By Blair Nishkian (Tagspeech)
The highlight of every press event: a spread of complimentary food. This time it was pasta and roasted vegetables. I enjoyed the meal while I listened to the producer and the creative director from The Old Republic talk about the upcoming content for The Eternal Throne expansion. I think I drank six Coke Zeros. Here’s what I learned.
For those of you that don’t know, The Old Republic is Bioware’s first and only MMORPG venture, set in the historical Star Wars universe. After a successful launch in 2011, subscriber numbers tanked after a matter of months, as most MMORPGs do. EA was determined to make the game profitable, and so the cartel market was introduced, and the game’s platform has expanded significantly. In terms of simple re-investment, TOR is up there with WoW. The production values are excellent, and the game has experienced a resurgence in the past two years. But it still follows the cycle of every MMORPG – expansion released, numbers swell, expansion gets boring, numbers drop. Repeat, repeat, ad infinitum. There’s a reason the genre is dying.

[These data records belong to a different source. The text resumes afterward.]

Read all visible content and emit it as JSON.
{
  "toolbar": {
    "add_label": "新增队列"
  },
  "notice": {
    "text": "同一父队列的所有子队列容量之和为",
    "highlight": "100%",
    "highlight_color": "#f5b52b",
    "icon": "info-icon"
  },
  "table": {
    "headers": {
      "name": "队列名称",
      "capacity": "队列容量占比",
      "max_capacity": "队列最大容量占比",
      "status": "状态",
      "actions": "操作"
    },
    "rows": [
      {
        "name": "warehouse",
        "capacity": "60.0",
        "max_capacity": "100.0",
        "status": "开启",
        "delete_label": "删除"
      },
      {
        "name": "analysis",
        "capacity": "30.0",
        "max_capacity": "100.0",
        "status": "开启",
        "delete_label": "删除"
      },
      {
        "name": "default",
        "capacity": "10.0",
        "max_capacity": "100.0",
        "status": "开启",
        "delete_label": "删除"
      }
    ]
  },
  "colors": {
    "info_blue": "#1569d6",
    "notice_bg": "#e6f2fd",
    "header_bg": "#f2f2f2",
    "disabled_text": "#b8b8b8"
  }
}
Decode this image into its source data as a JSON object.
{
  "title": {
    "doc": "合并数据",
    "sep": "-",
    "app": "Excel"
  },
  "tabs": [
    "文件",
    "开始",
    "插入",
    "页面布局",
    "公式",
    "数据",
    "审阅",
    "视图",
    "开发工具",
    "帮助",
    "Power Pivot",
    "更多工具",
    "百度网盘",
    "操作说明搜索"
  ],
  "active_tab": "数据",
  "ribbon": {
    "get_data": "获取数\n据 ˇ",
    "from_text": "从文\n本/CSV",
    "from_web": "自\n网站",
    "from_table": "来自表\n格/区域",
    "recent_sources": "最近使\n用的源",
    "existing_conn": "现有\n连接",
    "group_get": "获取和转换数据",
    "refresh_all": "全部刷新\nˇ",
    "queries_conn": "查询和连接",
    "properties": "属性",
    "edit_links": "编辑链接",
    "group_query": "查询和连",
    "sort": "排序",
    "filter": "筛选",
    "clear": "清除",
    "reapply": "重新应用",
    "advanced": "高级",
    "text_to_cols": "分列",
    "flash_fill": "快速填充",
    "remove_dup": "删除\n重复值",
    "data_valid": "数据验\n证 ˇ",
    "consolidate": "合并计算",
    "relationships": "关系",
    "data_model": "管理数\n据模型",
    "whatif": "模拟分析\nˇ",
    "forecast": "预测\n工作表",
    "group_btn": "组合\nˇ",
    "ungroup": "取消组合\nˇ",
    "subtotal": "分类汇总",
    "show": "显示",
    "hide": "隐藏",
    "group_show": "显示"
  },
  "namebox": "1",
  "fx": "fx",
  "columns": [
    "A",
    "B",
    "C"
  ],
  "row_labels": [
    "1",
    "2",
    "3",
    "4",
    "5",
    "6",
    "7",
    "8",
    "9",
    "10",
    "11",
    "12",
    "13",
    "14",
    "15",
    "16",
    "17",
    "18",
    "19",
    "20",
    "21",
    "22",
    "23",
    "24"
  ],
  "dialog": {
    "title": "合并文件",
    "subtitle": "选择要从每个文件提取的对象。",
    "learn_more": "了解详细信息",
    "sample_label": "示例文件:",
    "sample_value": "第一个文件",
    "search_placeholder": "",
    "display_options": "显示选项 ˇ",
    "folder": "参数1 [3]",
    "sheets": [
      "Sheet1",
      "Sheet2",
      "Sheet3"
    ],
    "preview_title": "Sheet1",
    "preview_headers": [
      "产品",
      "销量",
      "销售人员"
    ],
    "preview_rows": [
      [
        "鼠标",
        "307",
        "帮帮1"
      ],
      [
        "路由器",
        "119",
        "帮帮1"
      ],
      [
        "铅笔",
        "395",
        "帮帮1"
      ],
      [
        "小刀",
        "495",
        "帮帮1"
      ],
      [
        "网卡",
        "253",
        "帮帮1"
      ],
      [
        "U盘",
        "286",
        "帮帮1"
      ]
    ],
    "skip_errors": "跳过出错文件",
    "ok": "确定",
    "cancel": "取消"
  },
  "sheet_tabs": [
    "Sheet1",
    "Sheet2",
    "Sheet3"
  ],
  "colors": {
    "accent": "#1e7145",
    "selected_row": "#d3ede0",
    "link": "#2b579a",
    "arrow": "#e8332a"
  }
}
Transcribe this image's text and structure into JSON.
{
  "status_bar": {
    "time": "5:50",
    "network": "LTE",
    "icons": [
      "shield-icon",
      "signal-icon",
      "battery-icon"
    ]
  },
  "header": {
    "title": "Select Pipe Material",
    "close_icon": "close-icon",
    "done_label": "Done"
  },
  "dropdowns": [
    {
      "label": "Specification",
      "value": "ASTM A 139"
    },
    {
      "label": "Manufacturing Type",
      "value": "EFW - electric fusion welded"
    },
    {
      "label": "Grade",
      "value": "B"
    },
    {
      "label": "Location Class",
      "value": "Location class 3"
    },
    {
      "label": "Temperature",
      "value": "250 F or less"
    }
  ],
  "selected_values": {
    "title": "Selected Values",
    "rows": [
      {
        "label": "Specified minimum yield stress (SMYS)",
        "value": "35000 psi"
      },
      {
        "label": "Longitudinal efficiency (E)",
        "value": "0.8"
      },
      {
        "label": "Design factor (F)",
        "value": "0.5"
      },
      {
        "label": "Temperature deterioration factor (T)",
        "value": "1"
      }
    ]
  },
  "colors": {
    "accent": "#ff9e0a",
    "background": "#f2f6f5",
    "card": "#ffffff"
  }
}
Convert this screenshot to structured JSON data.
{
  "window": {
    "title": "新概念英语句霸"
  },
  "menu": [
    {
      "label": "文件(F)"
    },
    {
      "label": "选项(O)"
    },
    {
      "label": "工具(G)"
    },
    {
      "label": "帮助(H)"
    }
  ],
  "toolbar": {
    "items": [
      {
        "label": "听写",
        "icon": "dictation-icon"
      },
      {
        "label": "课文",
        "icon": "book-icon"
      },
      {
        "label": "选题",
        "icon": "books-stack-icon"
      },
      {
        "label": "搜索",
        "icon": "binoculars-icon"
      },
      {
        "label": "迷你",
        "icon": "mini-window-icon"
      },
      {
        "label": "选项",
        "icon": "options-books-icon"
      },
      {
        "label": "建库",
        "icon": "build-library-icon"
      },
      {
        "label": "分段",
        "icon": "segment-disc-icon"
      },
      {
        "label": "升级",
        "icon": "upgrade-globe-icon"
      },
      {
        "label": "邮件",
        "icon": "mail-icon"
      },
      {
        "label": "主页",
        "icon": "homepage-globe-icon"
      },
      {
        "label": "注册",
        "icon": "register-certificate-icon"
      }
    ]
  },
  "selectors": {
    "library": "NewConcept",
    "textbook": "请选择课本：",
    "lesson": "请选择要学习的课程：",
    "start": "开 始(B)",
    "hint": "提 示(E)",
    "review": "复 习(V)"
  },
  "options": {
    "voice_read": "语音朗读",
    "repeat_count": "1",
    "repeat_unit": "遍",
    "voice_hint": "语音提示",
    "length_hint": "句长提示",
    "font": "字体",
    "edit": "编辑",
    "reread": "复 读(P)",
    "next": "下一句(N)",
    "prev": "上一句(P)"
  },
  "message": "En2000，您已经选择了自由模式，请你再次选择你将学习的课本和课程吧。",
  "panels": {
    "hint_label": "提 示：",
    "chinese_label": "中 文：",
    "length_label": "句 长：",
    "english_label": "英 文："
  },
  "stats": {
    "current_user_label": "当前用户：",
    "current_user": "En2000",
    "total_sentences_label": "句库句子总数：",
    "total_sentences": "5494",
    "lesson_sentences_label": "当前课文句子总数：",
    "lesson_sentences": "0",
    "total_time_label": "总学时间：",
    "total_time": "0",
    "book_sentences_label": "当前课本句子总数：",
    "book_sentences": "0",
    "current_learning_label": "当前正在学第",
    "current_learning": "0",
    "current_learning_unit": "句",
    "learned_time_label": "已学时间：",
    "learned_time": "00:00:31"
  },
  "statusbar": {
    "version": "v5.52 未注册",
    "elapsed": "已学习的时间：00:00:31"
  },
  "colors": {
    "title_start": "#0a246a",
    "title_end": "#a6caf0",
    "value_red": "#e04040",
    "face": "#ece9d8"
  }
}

TOR offers something unique, though. In response to player feedback, the developers behind the game made a conscious decision to reimagine the game as more of a direct descendant of the much-loved single-player RPG classic, Knights of the Old Republic. Thus we now have the high-octane and fully voice-acted saga that is the Eternal Throne arc, in which a secret third empire comes out of nowhere and subjugates both the Republic and Empire, rendering the classic faction rivalry conceptually moot. That saga has been going on for about a year (in real time updates), and at last with Eternal Throne, it’s drawing to a close. It is, of course, reaching the only possible logical conclusion: the player character will become the grand emperor of all the galaxy.
You and every other player character. So, get ready to run around with a whole bunch of emperors. You can all take turns sitting on the throne – at least, that was my understanding of it. We didn’t get to play the storyline all the way through in the demo. But they did tell me that you become the emperor and have to participate in a new form of fast-paced group content called ‘uprisings’ designed for four players to knock out in less than an hour.
A lot of the new storyline has brand new gameplay elements, like walker piloting, which of course everyone enjoys. But these are just more of what we’re used to in MMORPGs – being able to hop into a vehicle and stomp around is nothing new, it’s been around in the genre since 2006. A lot of what I witnessed in the demo was underwhelming, but the storytelling was, as usual, top notch. The voice acting was choice. And the cinematics were fun. It’s a great single-player experience. It’s ironic that EA’s MMORPG venture had to be salvaged by turning it into a single-player experience, but here we are. TOR remains unique in that respect. It’s a story-driven, acting-driven MMORPG; it invests itself in the most expensive aspects of the industry, yet it still manages to make it work.
There aren’t many character-driven sci-fi MMORPGs anymore, either. TOR fills a unique niche. You could simply see it as WoW’s sci-fi counterpart, and that’s not necessarily a bad thing. It certainly makes more of an effort to suck you into the world with that famous Bioware writing, and it largely succeeds, barring the attacks on immersion and roleplay when it comes to reconciling the MMORPG story (you are the CHOSEN ONE) with the reality of being one of thousands upon thousands of other players, many of whom probably outgear you and could curbstomp you in a duel.
This sort of cognitive dissonance is wholly embraced by TOR, and most MMORPGs. It begs the question: what the hell is the point of an MMORPG? Why do people play them? Is it for escapism and immersion, a sense of being transported and enchanted? Or is it just so we can push a few numbers forward on a character sheet in one or two hour bursts before dinner is ready?
I think that TOR is earnestly trying to do both. There are some new server-wide features, like the war between the Dark and Light that seems to transcend factions. You choose whether or not to actively fight for and align yourself with either side of the Force. If enough players win enough victories for either side, the Force becomes imbalanced, and certain powerful, raid-quality world bosses will spawn on various planets that require huge groups to take down. This is interesting, but nothing particularly earth-shattering. It’s nice to see TOR continuing its tradition of lateral content development (strongholds, star fighter, etc.) rather than just forging ahead with level cap increase over level cap increase. That said, the level cap is going up another five levels, unfortunately. The hamster wheel needs to get bigger, and that sense of progression needs to be there for some people.
But that’s fine. TOR still remains one of the MMORPGs that has the most amenities for people who like something beyond simply grinding gear, and maybe even enjoy the social or roleplaying aspects of the MMORPG genre (RPG is in the acronym, after all). It’s a great game. And with this Eternal Empire plot arc finally tying itself up, it’s possible that more emergent gameplay will come around. It seems to be the direction they’re pushing towards. Wouldn’t it be nice to see players and their actions tying into the story, driving the world forward? One can only dream. It is, after all, what the genre is made for. Ultimately, it’s a social scene.
When speaking to the creative director, Charles Boyd, I had a good time talking about this sort of thing. He was a big fan of City of Heroes, like me, and part of what made that game so special was the way it encouraged collaborative storytelling and imagination in its players. There’s a bit of that spirit in TOR, though not to the same degree. With the game’s storyline having rendered the two primary factions, Empire and Republic, rather moot, and there being an Alliance between them, he told me that he’d love to see more meaningful cross-faction content, outside of the simple Odessen Proving Grounds PVP area. The only thing stopping them are significant technical hurdles.
I hold out hope that TOR continues to develop in this lateral fashion, in a way that will really make it one of the few, if only, MMORPGs left that actually emphasizes the RPG.